Finally, though I’m not usually one to encourage tin foil hat conspiracy theories…with all the talk about companies taking the maximum possible steps to protect their users' data, with iPhone and Android encryption and the government complaining about “going dark”… a DLP pinning bypass provides an easy way for the government to get at data that users might otherwise think is protected. Could the FBI, or NSA, or <insert foreign intelligence or police force> already be requesting logs from corporate MITM DLP proxies? How well is that data being protected? Who else is getting caught up in the dragnet?

Cognitive Dissonance FTW

On the one hand, we as an industry are:

  • Advocating strongly for the maximum possible privacy and security protections for users' data
  • Developing and promulgating solutions such as certificate pinning and HPKP to ensure connections are secure and trusted
  • Loudly complaining when government entities push for a “back door” into such data, either at rest or in transit

But at the same time, we:

  • Tell enterprises that “hackers are stealing your data”
  • You need to inspect everything leaving your network so you can catch these hackers
  • To do this, simply install this “back door” on your network
  • It’s okay to ignore everything we said about privacy and encryption…just add a disclaimer when people get on your network

I think this is a lousy situation to be in. Who do we fight for? What matters? And how do we justify ourselves when we issue such contradictory guidance? How can we claim any moral high ground while fighting against government encryption back doors, when we recommend and build them for our own customers?

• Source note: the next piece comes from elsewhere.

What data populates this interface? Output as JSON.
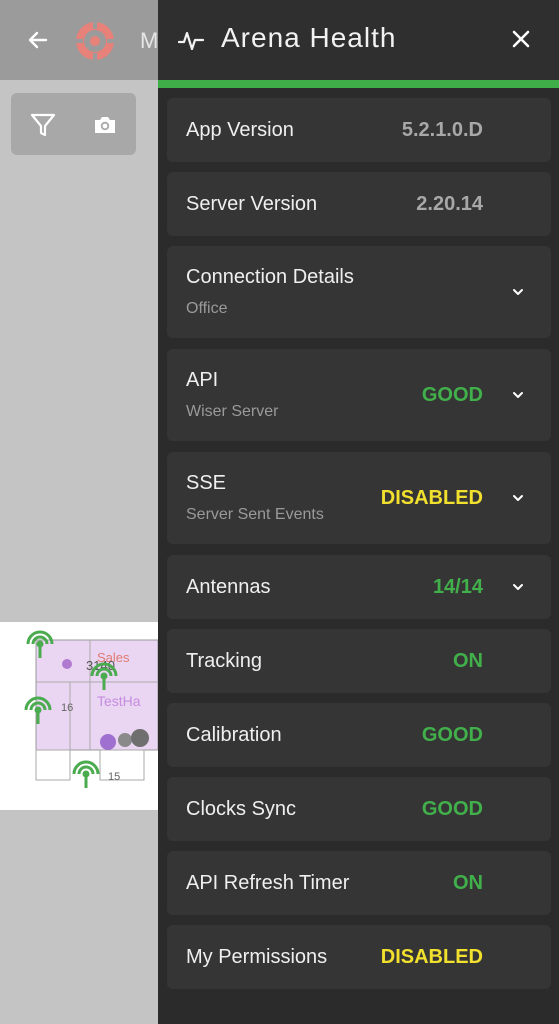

How can our advice be trusted if we can’t even figure this out?

I hope and believe that in the long run, users and services will push back against this. (And, as I said at the beginning, I know that I’m probably wrong.) I suspect it will begin with the services – with banks, healthcare providers, and other online services wanting HPKP they can trust, corporate DLP polices be damned. Who knows, maybe this will be the next pressure point Apple applies.

When that happens, I just hope we can offer a solution to the data loss problem that doesn’t expect a corporation to become the NSA in order to survive.